Recently, we’ve been hearing of a new trend: Tiny houses for the homeless.
Plans for these projects have been popping up across the U.S. Typically, they aim to create a village setting with small homes for people who are living on the streets — sometimes built by the homeless themselves.
Occupy Madison is proposing such a village in Wisconsin (shown in the site plan above). They want to redevelop an old auto shop, replacing broken down cars and mountains of tires with nine tiny homes, gardens and a retail area where residents can sell things they make. There would also be a workshop where people learn construction and maintenance skills as they put in hundreds of hours each to build the 99-square-foot homes.
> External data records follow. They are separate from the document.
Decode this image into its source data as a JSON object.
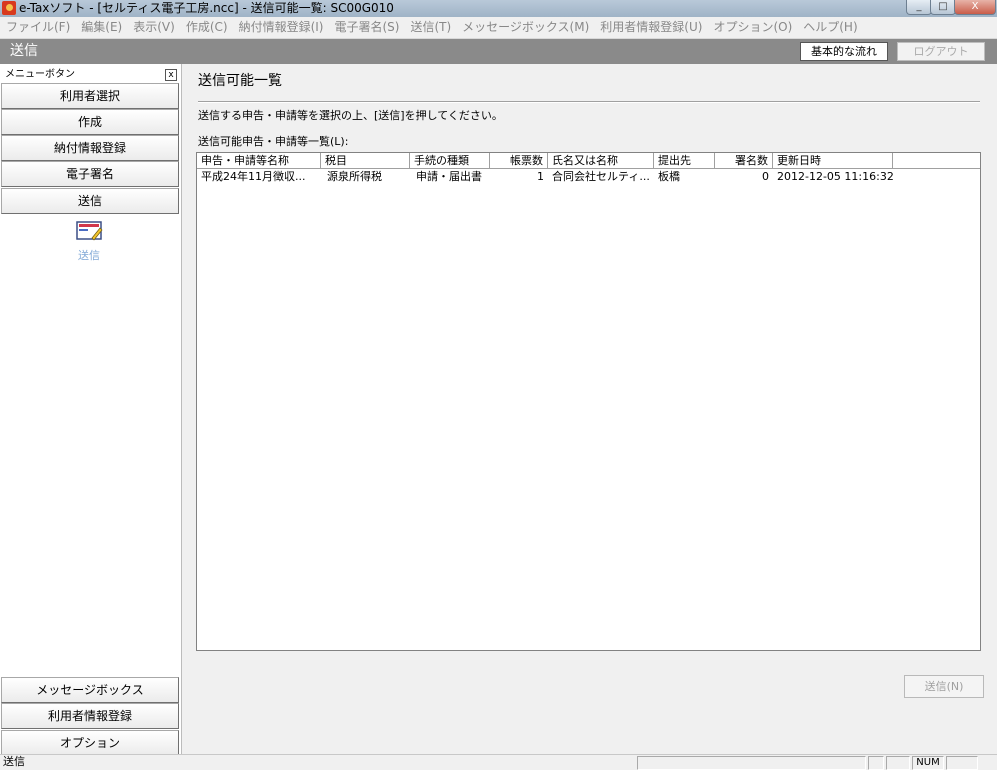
{
  "window": {
    "title": "e-Taxソフト - [セルティス電子工房.ncc] - 送信可能一覧: SC00G010",
    "minimize": "_",
    "maximize": "□",
    "close": "X"
  },
  "menu": [
    "ファイル(F)",
    "編集(E)",
    "表示(V)",
    "作成(C)",
    "納付情報登録(I)",
    "電子署名(S)",
    "送信(T)",
    "メッセージボックス(M)",
    "利用者情報登録(U)",
    "オプション(O)",
    "ヘルプ(H)"
  ],
  "header": {
    "title": "送信",
    "flow_button": "基本的な流れ",
    "logout_button": "ログアウト"
  },
  "sidebar": {
    "heading": "メニューボタン",
    "close_glyph": "x",
    "top_items": [
      "利用者選択",
      "作成",
      "納付情報登録",
      "電子署名",
      "送信"
    ],
    "selected_icon_label": "送信",
    "bottom_items": [
      "メッセージボックス",
      "利用者情報登録",
      "オプション"
    ]
  },
  "main": {
    "page_title": "送信可能一覧",
    "instruction": "送信する申告・申請等を選択の上、[送信]を押してください。",
    "list_label": "送信可能申告・申請等一覧(L):",
    "columns": [
      "申告・申請等名称",
      "税目",
      "手続の種類",
      "帳票数",
      "氏名又は名称",
      "提出先",
      "署名数",
      "更新日時"
    ],
    "rows": [
      [
        "平成24年11月徴収...",
        "源泉所得税",
        "申請・届出書",
        "1",
        "合同会社セルティ...",
        "板橋",
        "0",
        "2012-12-05 11:16:32"
      ]
    ],
    "send_button": "送信(N)"
  },
  "statusbar": {
    "text": "送信",
    "num_indicator": "NUM"
  }
}
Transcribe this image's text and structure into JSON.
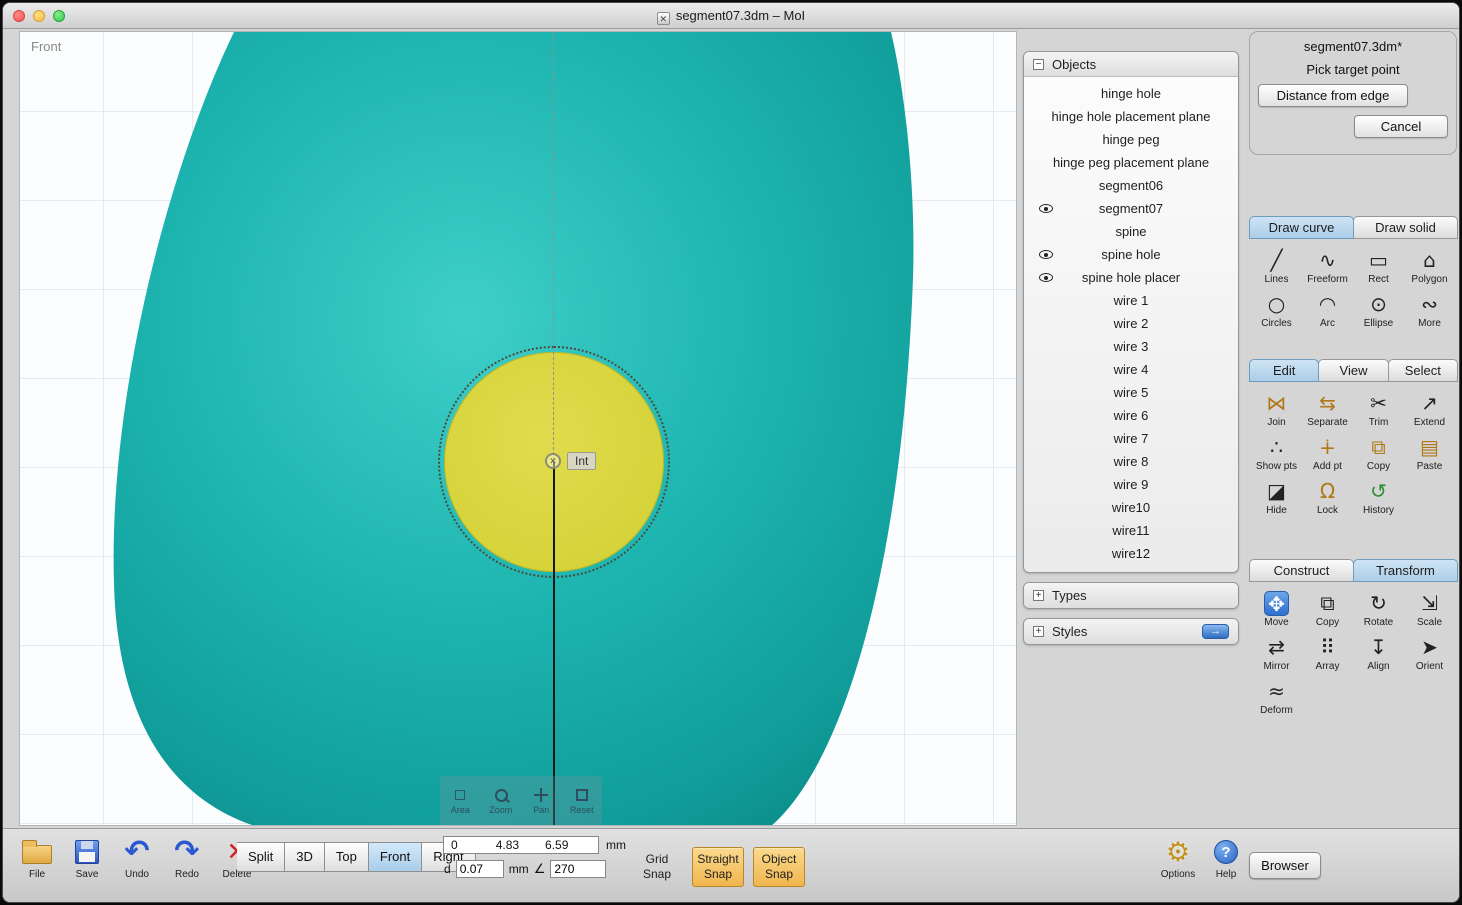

The Quixote Village in Olympia, Wash., is another example. Supported by the non-profit group Panza, it is a community with 30 tiny houses. Residents of a former homeless camp live there and are expected to contribute 30 percent of their income to the community (although about half of the residents report no income at all, and the average income for the rest of the residents is about $3,100 a year, according to an article by the New York Times).
“Fifty percent of the homeless have some kind of mental illness,” Frank Chopp, a politician who backed Quixote Village, told the New York Times. “The best way of responding to that is housing. It doesn’t have to be much. Just get them out of the rain, and out of the street.”
Chopp is right: Houses are a great way to restore dignity and stability to homeless residents. But while a warm place to sleep and stay is a good start, it doesn’t solve mental illness, or other underlying causes that can contribute to homelessness. For these tiny villages to work, advocates will need to move beyond physical structures and make sure residents have the health care and the skills they need to sustain their own success.
What do you think? Are tiny houses an answer to homelessness? What can be done to make sure the villages are a success?
Click below for Occupy Madison’s IndieGoGo fundraising page, which includes a video about their plans: